WHAT IS REQUIRED:
The response has to reproduce all entries exactly while excluding their pictures.

----

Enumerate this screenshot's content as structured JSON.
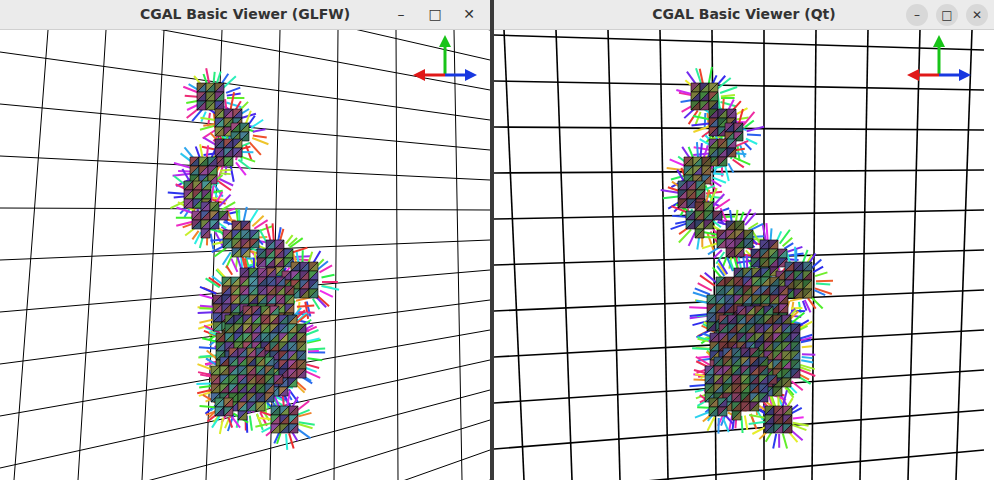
{
  "windows": [
    {
      "title": "CGAL Basic Viewer (GLFW)",
      "kind": "glfw",
      "controls": [
        "–",
        "□",
        "✕"
      ]
    },
    {
      "title": "CGAL Basic Viewer (Qt)",
      "kind": "qt",
      "controls": [
        "–",
        "□",
        "✕"
      ]
    }
  ]
}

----

SOLUTION FOR THIS TASK:
Enumerate this screenshot's content as structured JSON.
{
  "windows": [
    {
      "title": "CGAL Basic Viewer (GLFW)",
      "kind": "glfw",
      "controls": [
        "–",
        "□",
        "✕"
      ]
    },
    {
      "title": "CGAL Basic Viewer (Qt)",
      "kind": "qt",
      "controls": [
        "–",
        "□",
        "✕"
      ]
    }
  ]
}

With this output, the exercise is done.